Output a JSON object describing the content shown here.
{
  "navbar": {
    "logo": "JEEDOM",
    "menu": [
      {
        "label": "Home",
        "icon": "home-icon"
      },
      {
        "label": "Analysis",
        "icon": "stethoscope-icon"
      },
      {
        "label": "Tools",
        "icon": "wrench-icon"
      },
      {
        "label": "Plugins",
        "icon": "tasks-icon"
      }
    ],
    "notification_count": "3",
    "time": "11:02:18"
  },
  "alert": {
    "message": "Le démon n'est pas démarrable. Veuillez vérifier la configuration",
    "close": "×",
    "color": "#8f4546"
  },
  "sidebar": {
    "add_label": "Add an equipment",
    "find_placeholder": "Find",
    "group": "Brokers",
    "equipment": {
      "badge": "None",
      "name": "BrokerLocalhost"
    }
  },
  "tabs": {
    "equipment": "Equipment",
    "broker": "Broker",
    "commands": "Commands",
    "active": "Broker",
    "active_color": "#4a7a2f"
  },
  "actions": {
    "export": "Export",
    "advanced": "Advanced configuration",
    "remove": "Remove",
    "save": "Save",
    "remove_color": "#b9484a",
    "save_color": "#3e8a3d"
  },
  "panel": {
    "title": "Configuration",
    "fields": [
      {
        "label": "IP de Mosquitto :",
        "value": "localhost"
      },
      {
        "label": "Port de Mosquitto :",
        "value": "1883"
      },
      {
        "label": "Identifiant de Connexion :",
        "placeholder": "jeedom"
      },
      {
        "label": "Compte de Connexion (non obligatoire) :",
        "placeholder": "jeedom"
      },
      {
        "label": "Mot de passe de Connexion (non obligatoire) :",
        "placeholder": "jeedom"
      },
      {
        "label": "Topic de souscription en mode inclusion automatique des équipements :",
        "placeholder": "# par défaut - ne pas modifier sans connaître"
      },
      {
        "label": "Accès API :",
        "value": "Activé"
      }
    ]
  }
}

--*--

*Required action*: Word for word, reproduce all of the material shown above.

*Response area*:
Output a JSON object describing the content shown here.
{
  "navbar": {
    "logo": "JEEDOM",
    "menu": [
      {
        "label": "Home",
        "icon": "home-icon"
      },
      {
        "label": "Analysis",
        "icon": "stethoscope-icon"
      },
      {
        "label": "Tools",
        "icon": "wrench-icon"
      },
      {
        "label": "Plugins",
        "icon": "tasks-icon"
      }
    ],
    "notification_count": "3",
    "time": "11:02:18"
  },
  "alert": {
    "message": "Le démon n'est pas démarrable. Veuillez vérifier la configuration",
    "close": "×",
    "color": "#8f4546"
  },
  "sidebar": {
    "add_label": "Add an equipment",
    "find_placeholder": "Find",
    "group": "Brokers",
    "equipment": {
      "badge": "None",
      "name": "BrokerLocalhost"
    }
  },
  "tabs": {
    "equipment": "Equipment",
    "broker": "Broker",
    "commands": "Commands",
    "active": "Broker",
    "active_color": "#4a7a2f"
  },
  "actions": {
    "export": "Export",
    "advanced": "Advanced configuration",
    "remove": "Remove",
    "save": "Save",
    "remove_color": "#b9484a",
    "save_color": "#3e8a3d"
  },
  "panel": {
    "title": "Configuration",
    "fields": [
      {
        "label": "IP de Mosquitto :",
        "value": "localhost"
      },
      {
        "label": "Port de Mosquitto :",
        "value": "1883"
      },
      {
        "label": "Identifiant de Connexion :",
        "placeholder": "jeedom"
      },
      {
        "label": "Compte de Connexion (non obligatoire) :",
        "placeholder": "jeedom"
      },
      {
        "label": "Mot de passe de Connexion (non obligatoire) :",
        "placeholder": "jeedom"
      },
      {
        "label": "Topic de souscription en mode inclusion automatique des équipements :",
        "placeholder": "# par défaut - ne pas modifier sans connaître"
      },
      {
        "label": "Accès API :",
        "value": "Activé"
      }
    ]
  }
}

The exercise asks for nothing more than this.